Look through the records below and collect all lines that hold the string "management".

[DATA SECTION Boundary: Start]

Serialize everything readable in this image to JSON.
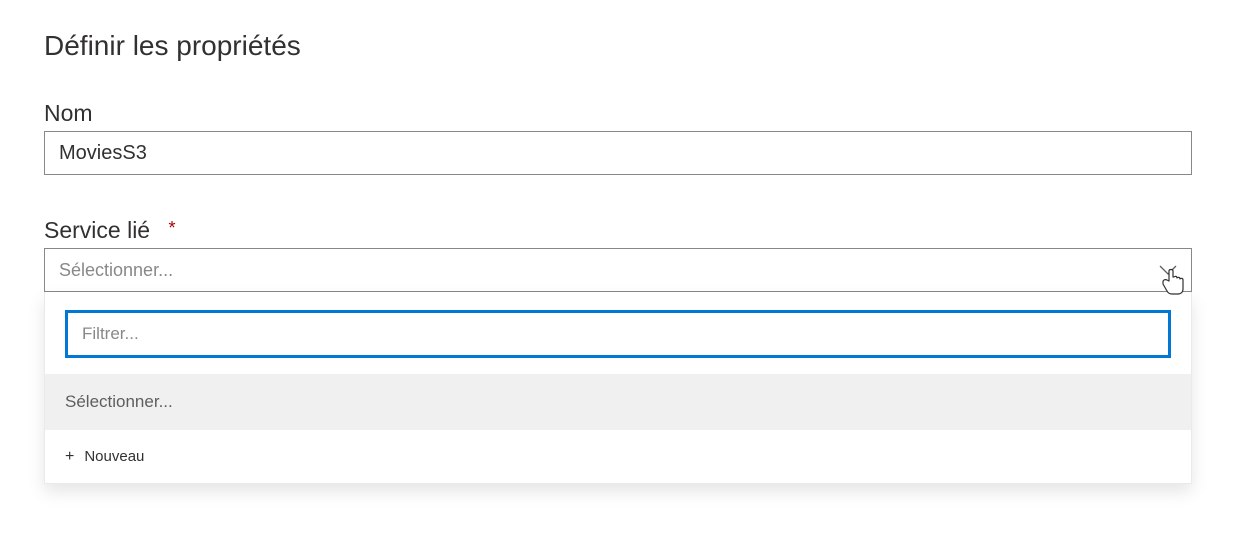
{
  "section": {
    "title": "Définir les propriétés"
  },
  "fields": {
    "name": {
      "label": "Nom",
      "value": "MoviesS3"
    },
    "linkedService": {
      "label": "Service lié",
      "required": "*",
      "placeholder": "Sélectionner..."
    }
  },
  "dropdown": {
    "filterPlaceholder": "Filtrer...",
    "selectOption": "Sélectionner...",
    "newLabel": "Nouveau"
  }
}
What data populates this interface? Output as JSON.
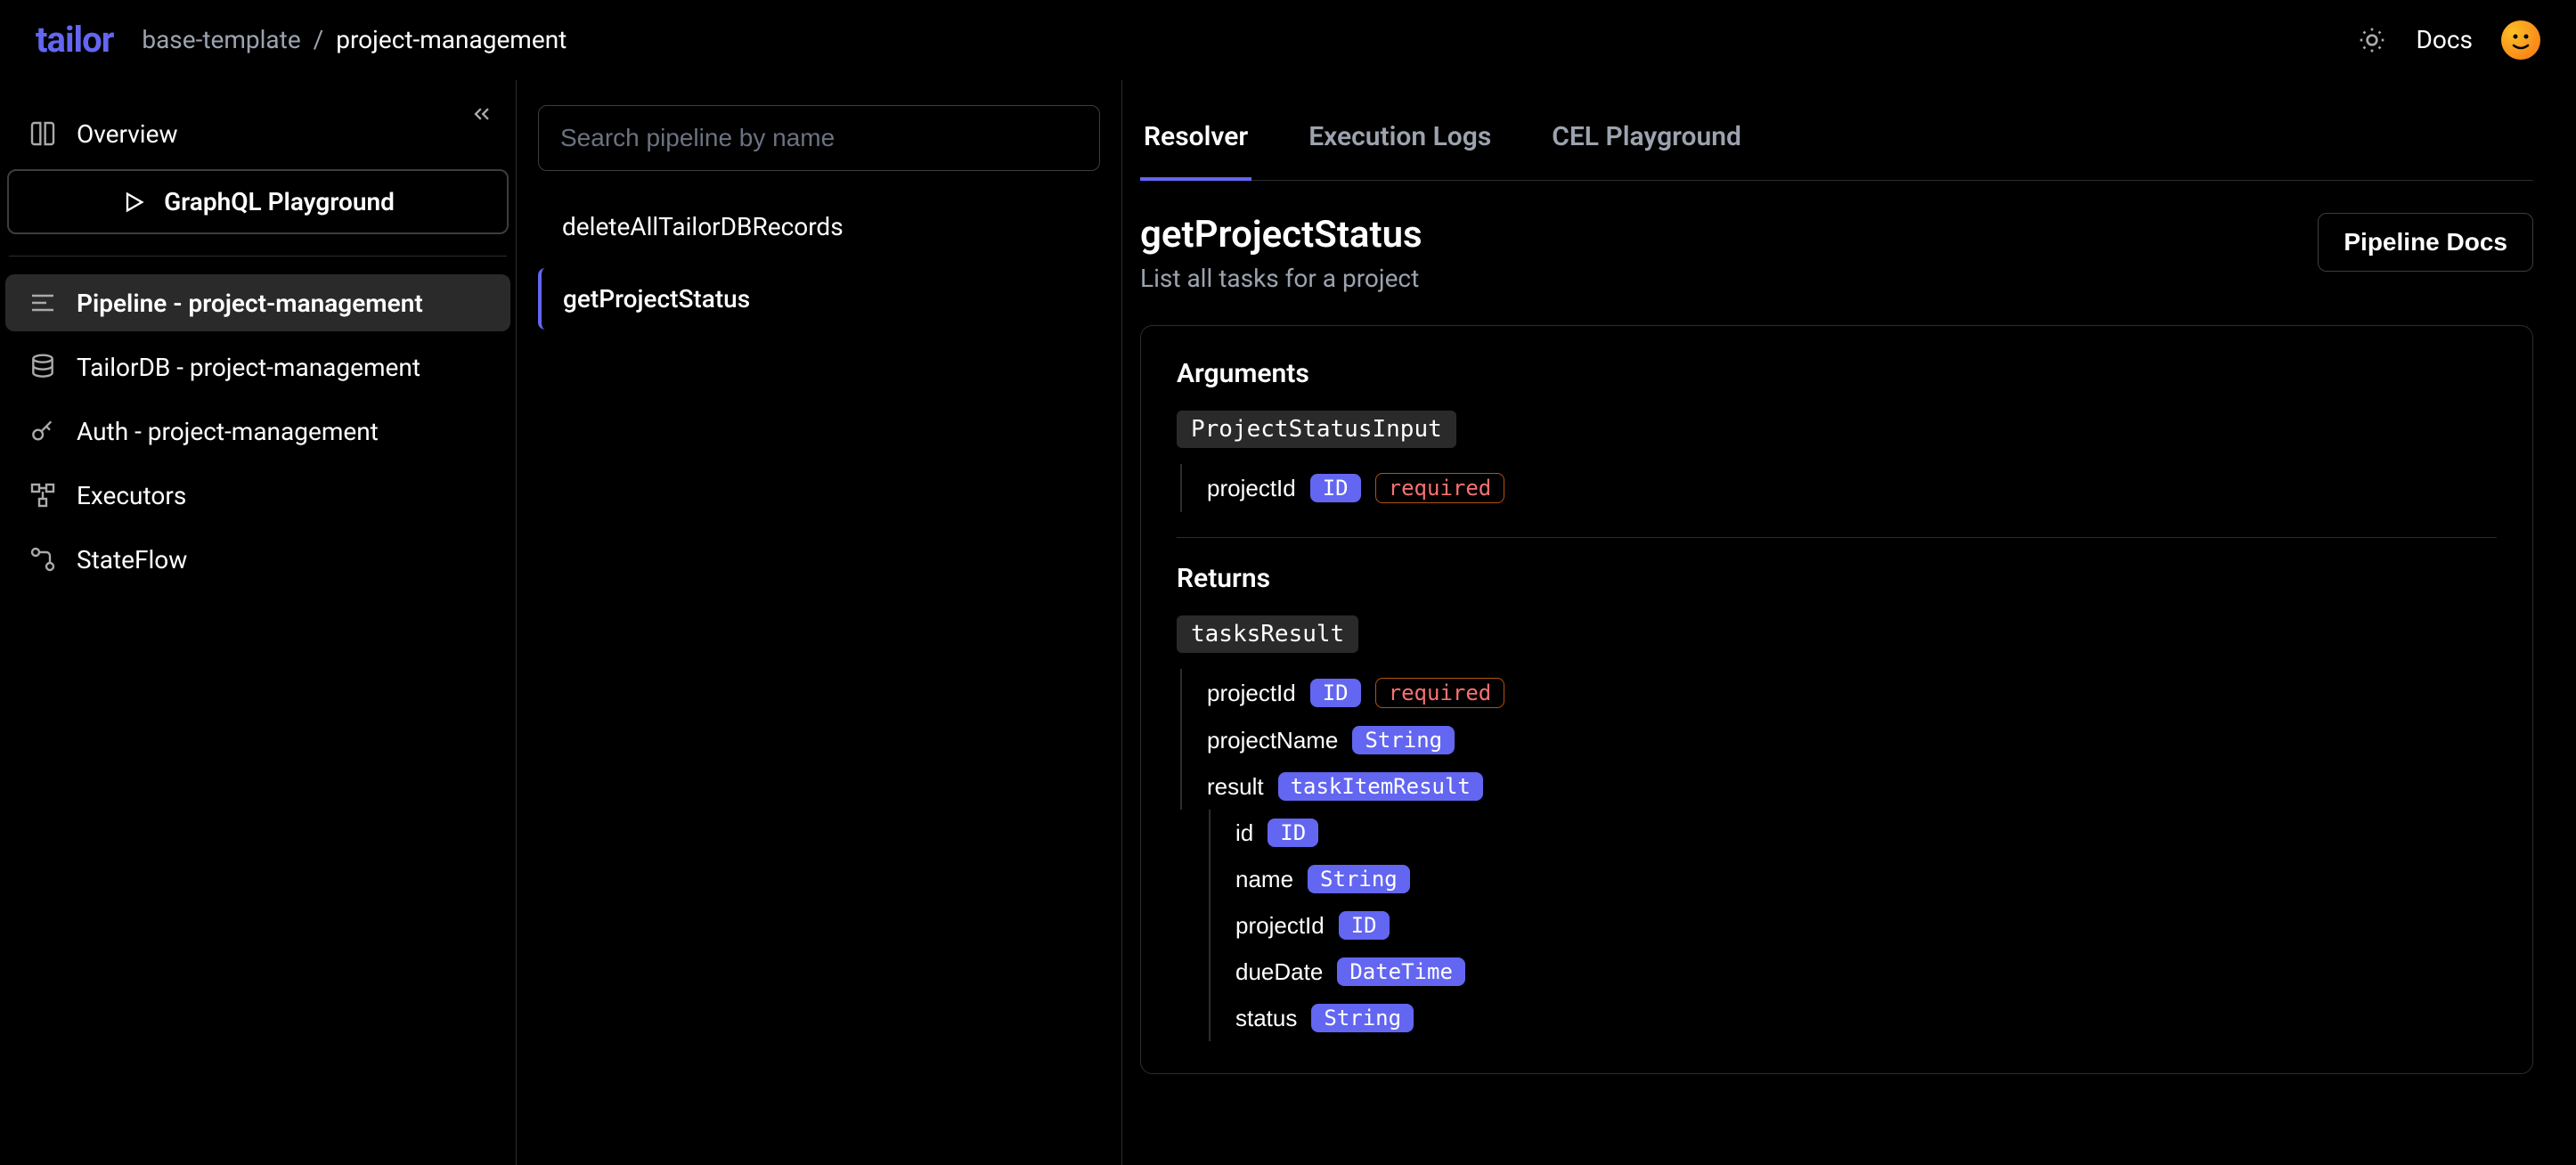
{
  "header": {
    "logo": "tailor",
    "breadcrumb": [
      "base-template",
      "project-management"
    ],
    "docs_label": "Docs"
  },
  "sidebar": {
    "overview_label": "Overview",
    "playground_label": "GraphQL Playground",
    "items": [
      {
        "label": "Pipeline - project-management",
        "active": true
      },
      {
        "label": "TailorDB - project-management"
      },
      {
        "label": "Auth - project-management"
      },
      {
        "label": "Executors"
      },
      {
        "label": "StateFlow"
      }
    ]
  },
  "pipeline_list": {
    "search_placeholder": "Search pipeline by name",
    "items": [
      {
        "name": "deleteAllTailorDBRecords"
      },
      {
        "name": "getProjectStatus",
        "active": true
      }
    ]
  },
  "tabs": [
    {
      "label": "Resolver",
      "active": true
    },
    {
      "label": "Execution Logs"
    },
    {
      "label": "CEL Playground"
    }
  ],
  "detail": {
    "title": "getProjectStatus",
    "subtitle": "List all tasks for a project",
    "docs_button": "Pipeline Docs",
    "arguments_label": "Arguments",
    "returns_label": "Returns",
    "input_type": "ProjectStatusInput",
    "input_fields": [
      {
        "name": "projectId",
        "type": "ID",
        "required": true
      }
    ],
    "return_type": "tasksResult",
    "return_fields": [
      {
        "name": "projectId",
        "type": "ID",
        "required": true
      },
      {
        "name": "projectName",
        "type": "String"
      },
      {
        "name": "result",
        "type": "taskItemResult",
        "children": [
          {
            "name": "id",
            "type": "ID"
          },
          {
            "name": "name",
            "type": "String"
          },
          {
            "name": "projectId",
            "type": "ID"
          },
          {
            "name": "dueDate",
            "type": "DateTime"
          },
          {
            "name": "status",
            "type": "String"
          }
        ]
      }
    ],
    "required_text": "required"
  }
}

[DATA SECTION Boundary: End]

■ **SOLUTION TO THE PROBLEM**
      "project-management"
        "label": "Pipeline - project-management",
        "label": "TailorDB - project-management"
        "label": "Auth - project-management"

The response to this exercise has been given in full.